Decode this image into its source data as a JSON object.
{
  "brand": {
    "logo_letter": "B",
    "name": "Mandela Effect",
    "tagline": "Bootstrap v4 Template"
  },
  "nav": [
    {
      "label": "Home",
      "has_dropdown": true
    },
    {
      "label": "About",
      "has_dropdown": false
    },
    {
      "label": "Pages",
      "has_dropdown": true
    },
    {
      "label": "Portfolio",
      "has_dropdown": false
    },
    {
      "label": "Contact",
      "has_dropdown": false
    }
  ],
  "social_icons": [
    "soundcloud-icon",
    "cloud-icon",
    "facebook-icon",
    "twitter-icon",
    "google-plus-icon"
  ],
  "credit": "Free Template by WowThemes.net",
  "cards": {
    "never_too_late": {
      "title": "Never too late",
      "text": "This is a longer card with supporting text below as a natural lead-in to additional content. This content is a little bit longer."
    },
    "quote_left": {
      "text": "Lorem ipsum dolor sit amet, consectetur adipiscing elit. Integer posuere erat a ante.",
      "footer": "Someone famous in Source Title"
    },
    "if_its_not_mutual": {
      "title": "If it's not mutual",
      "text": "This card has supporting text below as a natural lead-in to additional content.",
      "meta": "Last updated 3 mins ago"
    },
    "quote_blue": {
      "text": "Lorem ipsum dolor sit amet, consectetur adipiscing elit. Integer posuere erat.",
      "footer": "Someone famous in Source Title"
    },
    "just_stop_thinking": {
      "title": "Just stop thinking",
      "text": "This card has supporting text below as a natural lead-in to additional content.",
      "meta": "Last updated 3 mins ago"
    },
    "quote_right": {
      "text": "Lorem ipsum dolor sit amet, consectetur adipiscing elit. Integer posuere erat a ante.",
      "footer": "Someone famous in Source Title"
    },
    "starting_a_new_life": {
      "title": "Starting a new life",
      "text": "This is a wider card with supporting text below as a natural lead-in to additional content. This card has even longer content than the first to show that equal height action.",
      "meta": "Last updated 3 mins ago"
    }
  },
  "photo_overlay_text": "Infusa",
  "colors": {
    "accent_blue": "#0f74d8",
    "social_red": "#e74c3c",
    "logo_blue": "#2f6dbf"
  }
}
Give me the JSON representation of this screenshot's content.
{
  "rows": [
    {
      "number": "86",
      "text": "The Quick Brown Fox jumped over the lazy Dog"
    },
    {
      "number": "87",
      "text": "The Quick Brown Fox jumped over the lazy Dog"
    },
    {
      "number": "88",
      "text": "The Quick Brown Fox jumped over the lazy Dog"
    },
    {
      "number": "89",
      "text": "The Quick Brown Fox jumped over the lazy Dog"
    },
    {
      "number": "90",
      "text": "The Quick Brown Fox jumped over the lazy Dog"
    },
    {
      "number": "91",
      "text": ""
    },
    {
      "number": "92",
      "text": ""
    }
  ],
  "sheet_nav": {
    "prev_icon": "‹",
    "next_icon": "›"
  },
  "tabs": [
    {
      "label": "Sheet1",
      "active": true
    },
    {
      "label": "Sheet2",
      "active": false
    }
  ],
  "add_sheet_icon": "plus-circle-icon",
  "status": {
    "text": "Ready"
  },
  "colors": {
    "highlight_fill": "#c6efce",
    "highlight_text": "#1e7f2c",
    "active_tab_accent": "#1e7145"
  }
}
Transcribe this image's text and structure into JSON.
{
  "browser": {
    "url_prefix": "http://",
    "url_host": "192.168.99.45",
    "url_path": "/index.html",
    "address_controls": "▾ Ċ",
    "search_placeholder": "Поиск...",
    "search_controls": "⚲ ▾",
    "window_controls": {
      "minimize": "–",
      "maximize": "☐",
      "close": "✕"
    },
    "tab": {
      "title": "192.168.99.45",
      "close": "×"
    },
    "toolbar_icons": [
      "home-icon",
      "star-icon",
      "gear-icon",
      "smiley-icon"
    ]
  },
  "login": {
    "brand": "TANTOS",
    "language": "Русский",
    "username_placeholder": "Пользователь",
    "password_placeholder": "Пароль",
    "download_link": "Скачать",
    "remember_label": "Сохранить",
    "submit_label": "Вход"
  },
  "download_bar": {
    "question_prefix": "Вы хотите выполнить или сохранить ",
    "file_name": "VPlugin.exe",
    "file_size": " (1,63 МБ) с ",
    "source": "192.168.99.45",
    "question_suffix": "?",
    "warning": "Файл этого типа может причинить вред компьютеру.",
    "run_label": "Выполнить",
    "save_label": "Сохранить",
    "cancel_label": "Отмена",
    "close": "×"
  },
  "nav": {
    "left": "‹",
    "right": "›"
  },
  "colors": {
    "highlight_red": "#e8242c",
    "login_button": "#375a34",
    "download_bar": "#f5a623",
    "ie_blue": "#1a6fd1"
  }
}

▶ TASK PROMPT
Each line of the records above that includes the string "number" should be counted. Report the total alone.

▶ RESULT OF THIS TASK
7